------ Material shown ------

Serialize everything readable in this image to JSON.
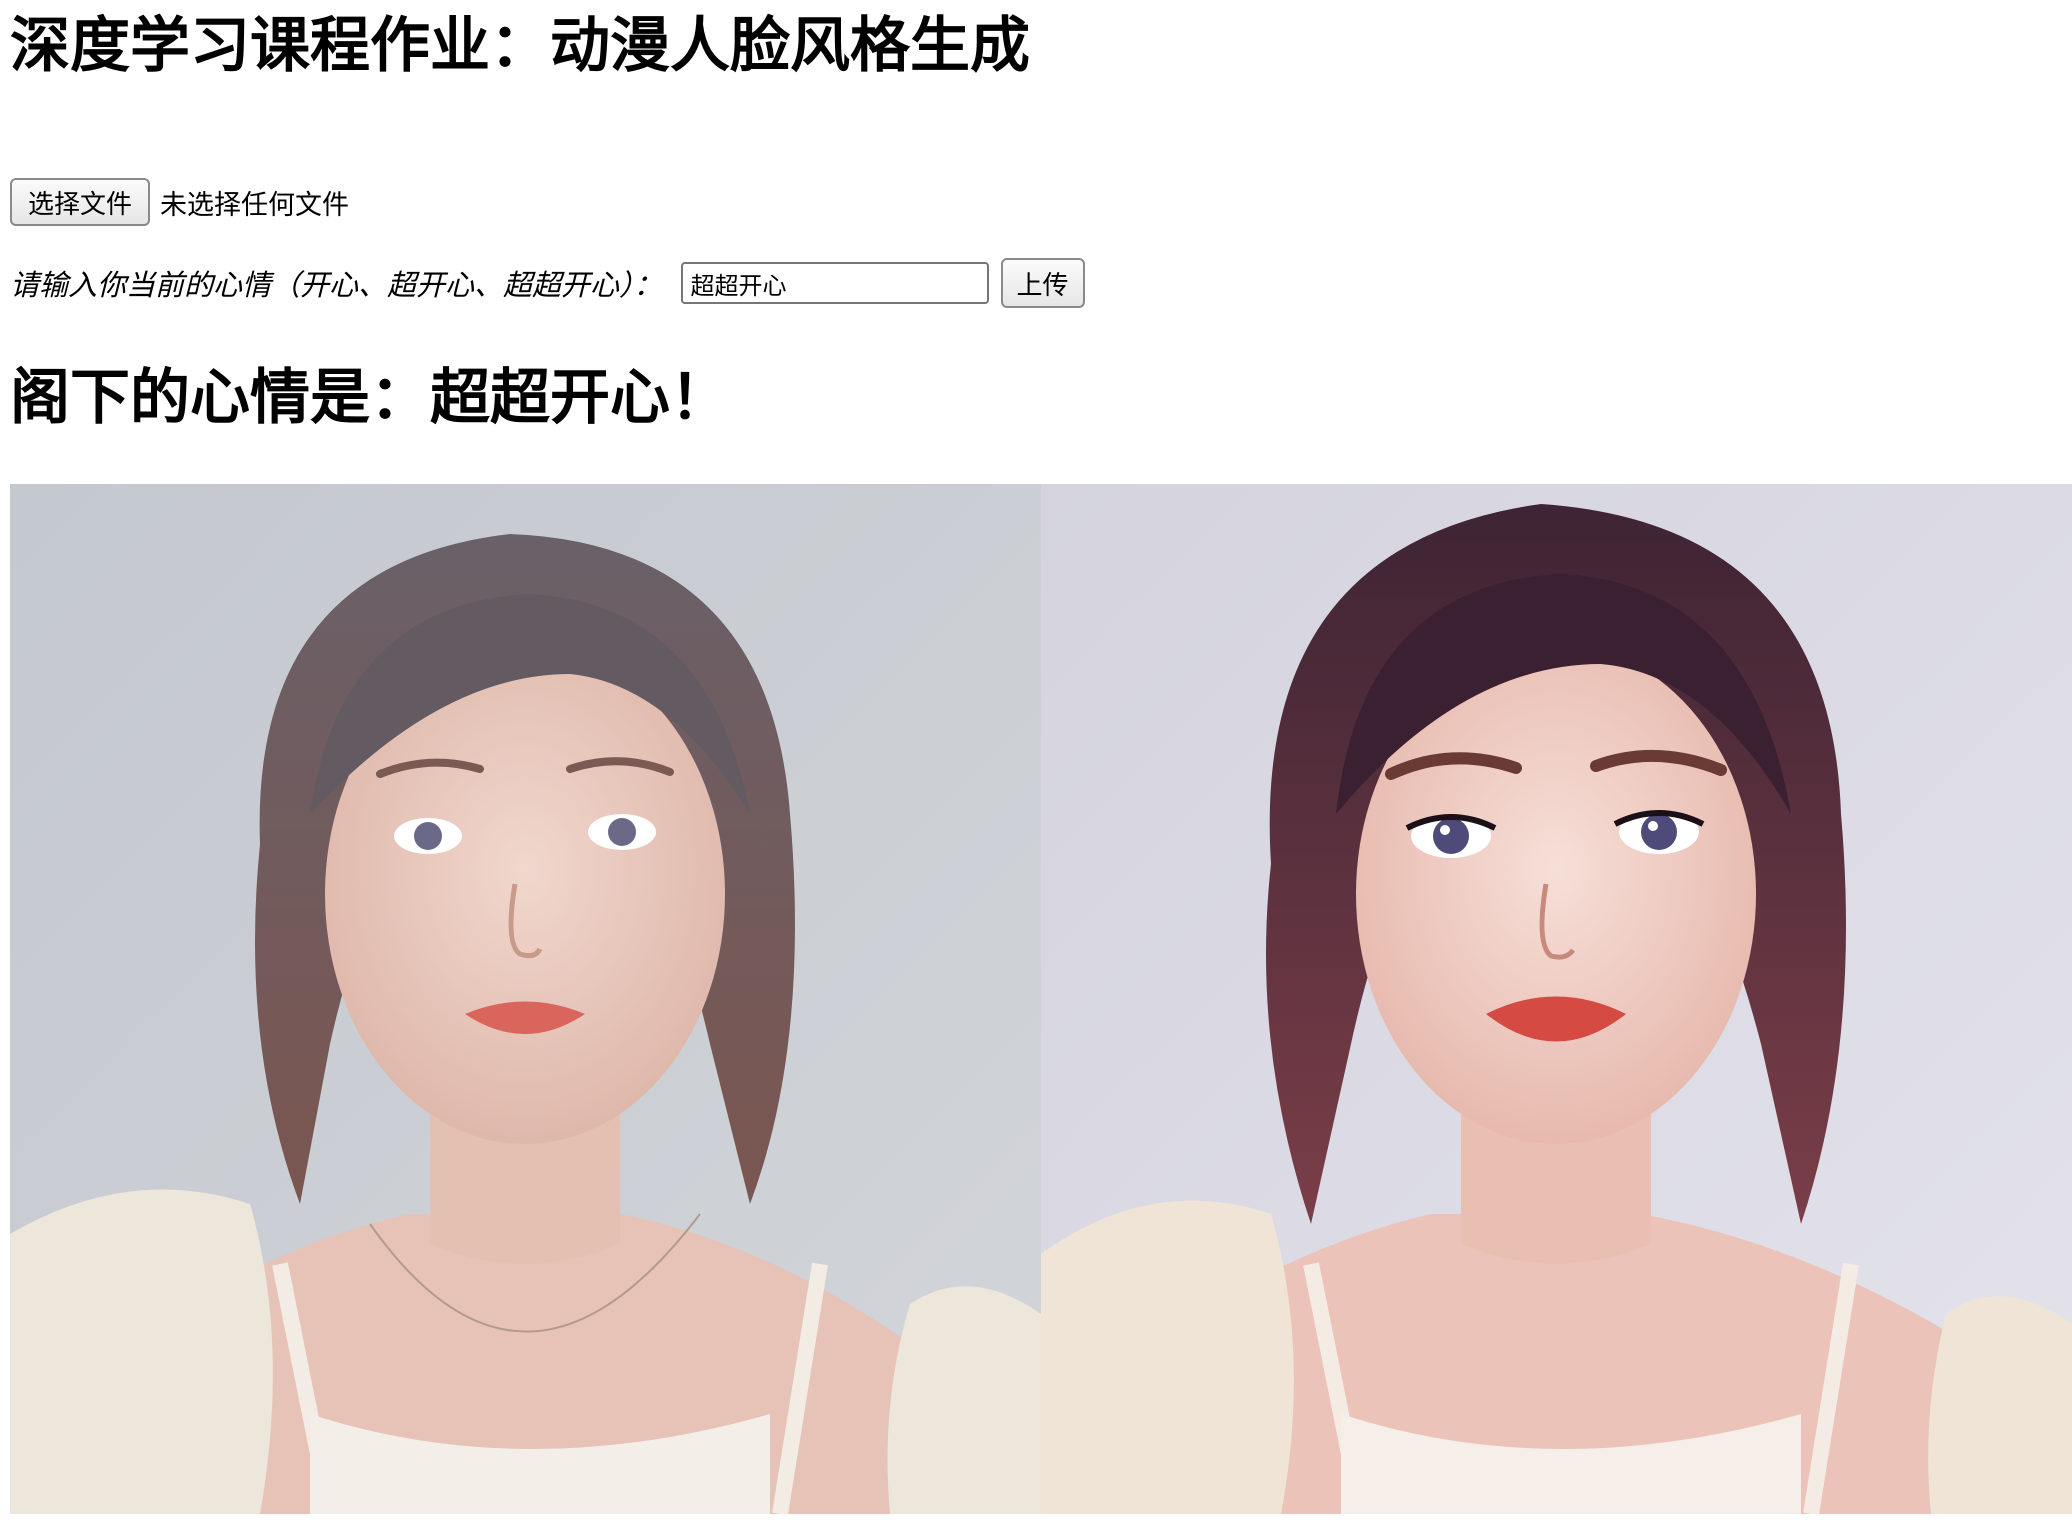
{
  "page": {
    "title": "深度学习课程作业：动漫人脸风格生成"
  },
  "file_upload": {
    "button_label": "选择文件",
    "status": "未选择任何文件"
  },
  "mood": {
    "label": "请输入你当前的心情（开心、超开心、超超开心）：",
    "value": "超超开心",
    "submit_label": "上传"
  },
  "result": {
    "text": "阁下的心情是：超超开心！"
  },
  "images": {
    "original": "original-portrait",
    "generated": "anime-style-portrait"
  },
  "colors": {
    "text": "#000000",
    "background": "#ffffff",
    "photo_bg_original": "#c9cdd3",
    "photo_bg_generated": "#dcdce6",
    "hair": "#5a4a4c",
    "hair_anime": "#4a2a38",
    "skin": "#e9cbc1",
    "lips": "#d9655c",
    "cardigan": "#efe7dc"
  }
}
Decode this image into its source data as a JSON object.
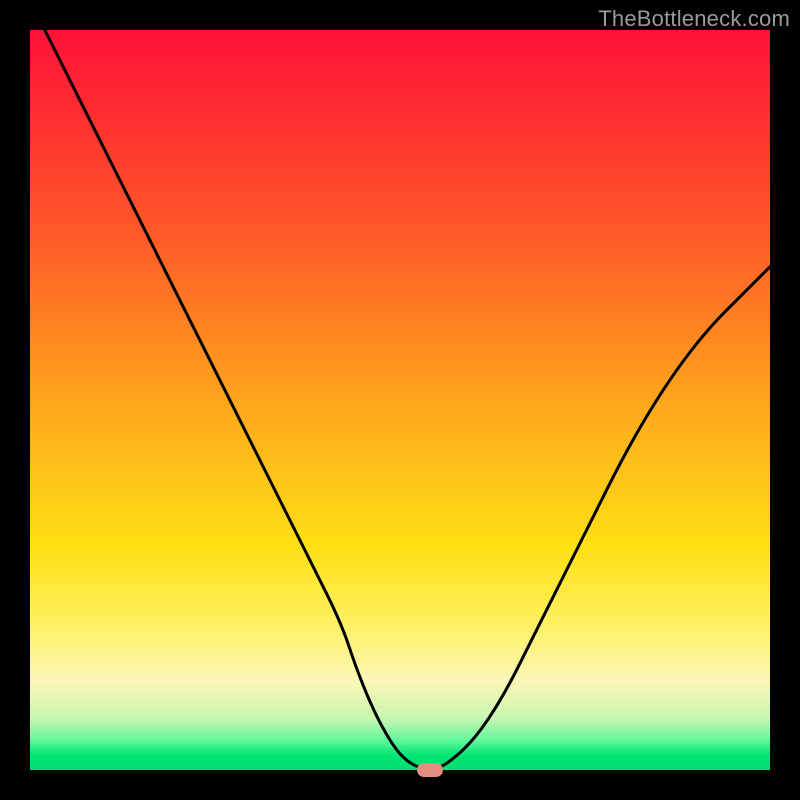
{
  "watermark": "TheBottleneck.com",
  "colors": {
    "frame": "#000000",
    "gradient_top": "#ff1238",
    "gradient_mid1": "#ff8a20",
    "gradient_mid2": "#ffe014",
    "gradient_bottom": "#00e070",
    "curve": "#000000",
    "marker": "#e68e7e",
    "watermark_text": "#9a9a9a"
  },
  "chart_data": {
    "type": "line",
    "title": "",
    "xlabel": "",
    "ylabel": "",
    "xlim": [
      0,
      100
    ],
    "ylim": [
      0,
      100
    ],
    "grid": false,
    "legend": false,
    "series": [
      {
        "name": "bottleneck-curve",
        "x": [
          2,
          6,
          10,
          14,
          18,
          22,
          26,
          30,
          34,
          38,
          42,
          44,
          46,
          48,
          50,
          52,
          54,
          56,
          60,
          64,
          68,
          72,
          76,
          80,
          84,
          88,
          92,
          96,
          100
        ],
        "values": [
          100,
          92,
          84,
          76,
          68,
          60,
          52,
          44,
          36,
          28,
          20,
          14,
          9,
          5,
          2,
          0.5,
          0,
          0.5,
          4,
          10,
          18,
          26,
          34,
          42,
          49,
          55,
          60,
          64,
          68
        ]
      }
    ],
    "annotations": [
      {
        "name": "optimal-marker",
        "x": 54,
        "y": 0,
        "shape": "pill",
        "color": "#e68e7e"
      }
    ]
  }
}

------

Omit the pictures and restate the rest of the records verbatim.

Serialize everything readable in this image to JSON.
{
  "page": {
    "title": "深度学习课程作业：动漫人脸风格生成"
  },
  "file_upload": {
    "button_label": "选择文件",
    "status": "未选择任何文件"
  },
  "mood": {
    "label": "请输入你当前的心情（开心、超开心、超超开心）：",
    "value": "超超开心",
    "submit_label": "上传"
  },
  "result": {
    "text": "阁下的心情是：超超开心！"
  },
  "images": {
    "original": "original-portrait",
    "generated": "anime-style-portrait"
  },
  "colors": {
    "text": "#000000",
    "background": "#ffffff",
    "photo_bg_original": "#c9cdd3",
    "photo_bg_generated": "#dcdce6",
    "hair": "#5a4a4c",
    "hair_anime": "#4a2a38",
    "skin": "#e9cbc1",
    "lips": "#d9655c",
    "cardigan": "#efe7dc"
  }
}
Decode this image into its source data as a JSON object.
{
  "watermark": "TheBottleneck.com",
  "colors": {
    "frame": "#000000",
    "gradient_top": "#ff1238",
    "gradient_mid1": "#ff8a20",
    "gradient_mid2": "#ffe014",
    "gradient_bottom": "#00e070",
    "curve": "#000000",
    "marker": "#e68e7e",
    "watermark_text": "#9a9a9a"
  },
  "chart_data": {
    "type": "line",
    "title": "",
    "xlabel": "",
    "ylabel": "",
    "xlim": [
      0,
      100
    ],
    "ylim": [
      0,
      100
    ],
    "grid": false,
    "legend": false,
    "series": [
      {
        "name": "bottleneck-curve",
        "x": [
          2,
          6,
          10,
          14,
          18,
          22,
          26,
          30,
          34,
          38,
          42,
          44,
          46,
          48,
          50,
          52,
          54,
          56,
          60,
          64,
          68,
          72,
          76,
          80,
          84,
          88,
          92,
          96,
          100
        ],
        "values": [
          100,
          92,
          84,
          76,
          68,
          60,
          52,
          44,
          36,
          28,
          20,
          14,
          9,
          5,
          2,
          0.5,
          0,
          0.5,
          4,
          10,
          18,
          26,
          34,
          42,
          49,
          55,
          60,
          64,
          68
        ]
      }
    ],
    "annotations": [
      {
        "name": "optimal-marker",
        "x": 54,
        "y": 0,
        "shape": "pill",
        "color": "#e68e7e"
      }
    ]
  }
}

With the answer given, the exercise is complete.